How mansard roofs are changing the landscape of Bow
It seems hard to believe that the shape of a roof can make much difference on the economics of an area. But mansard roofs have an impact, and they’re on the rise; we spoke to local estate agent Look Property to get the low-down on how mansard roofs are changing Bow.
What is a mansard roof?
Originating in France and popularised by classical architect François Mansart, a mansard is a roof with four steep side sloping downwards in a way that creates enough space for another floor inside.
They date all the way back to the 16th century in France, and grew popular in Britain in the 18th century, but in London, the classic terraced look doesn’t usually feature a mansard roof.
In Bow the terraces running along many of our streets date back to the early Victorian times, some of them even Georgian, and feature the ‘butterfly’ or ‘valley’ roof style. These are so prevalent in the Big Smoke that they are also known as ‘London’ roofs.
However, with London’s population growing all the time, there is increasing pressure for these historic terraced houses, originally two-up and two-downs, to provide more space. Some owners have gone down to create space in the basement, others have converted their side-return into larger living and kitchen areas. Another solution is to create a new storey in the roof – a space-conserving hat atop the classic Georgian butterfly roofs. A mansard.
A mansard roof will cost upwards of £65,000, according to local independent estate agent Look Property’s director Martyn Stables, and will typically accommodate a double bedroom with ensuite bathroom, and offer 30-35 extra square metres to a house in Bow. This is considerably more affordable and less disruptive than moving to a larger house, which for many homeowners may mean moving out of the area.
Providing more space than a side-return and at half the price of a basement conversion, a mansard roof may seem the perfect solution for homeowners’ housing needs. However until recently the mansard roof has been outlawed in Bow, on heritage grounds. Only in 2017 did new planning rules allow mansards to be built in Bow’s conservation area, but there are strict conditions that need to be met for a planning application to be successful.

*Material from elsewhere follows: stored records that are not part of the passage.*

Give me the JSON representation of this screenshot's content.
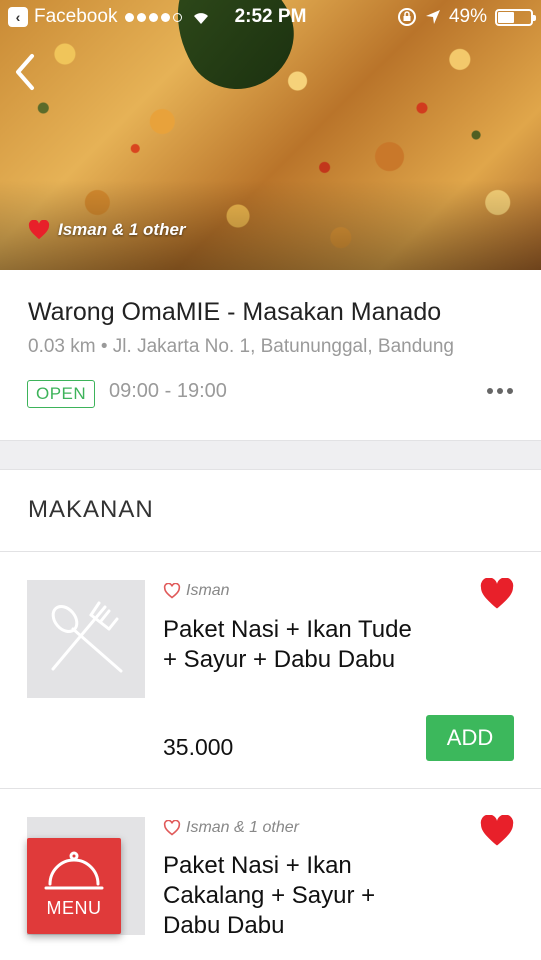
{
  "status_bar": {
    "back_app": "Facebook",
    "time": "2:52 PM",
    "battery": "49%",
    "battery_level": 0.49
  },
  "hero": {
    "likes_text": "Isman & 1 other"
  },
  "restaurant": {
    "name": "Warong OmaMIE - Masakan Manado",
    "address": "0.03 km • Jl. Jakarta No. 1, Batununggal, Bandung",
    "status": "OPEN",
    "hours": "09:00 - 19:00"
  },
  "section": {
    "title": "MAKANAN"
  },
  "items": [
    {
      "liker": "Isman",
      "name_line1": "Paket Nasi + Ikan Tude",
      "name_line2": "+ Sayur + Dabu Dabu",
      "name_line3": "",
      "price": "35.000",
      "add_label": "ADD",
      "liked": true
    },
    {
      "liker": "Isman & 1 other",
      "name_line1": "Paket Nasi + Ikan",
      "name_line2": "Cakalang + Sayur +",
      "name_line3": "Dabu Dabu",
      "liked": true
    }
  ],
  "fab": {
    "label": "MENU"
  },
  "colors": {
    "accent_green": "#3cb85c",
    "heart_red": "#e8202a",
    "menu_red": "#e03a3a"
  },
  "icons": {
    "back": "chevron-left-icon",
    "heart": "heart-icon",
    "utensils": "fork-spoon-icon",
    "cloche": "cloche-icon",
    "more": "more-dots-icon"
  }
}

We spoke to local mansard roof expert Martyn Stables from Look Property about the chequered history of mansard roofs in Bow, the arguments for and against, and just how hard it is to get planning permission approved.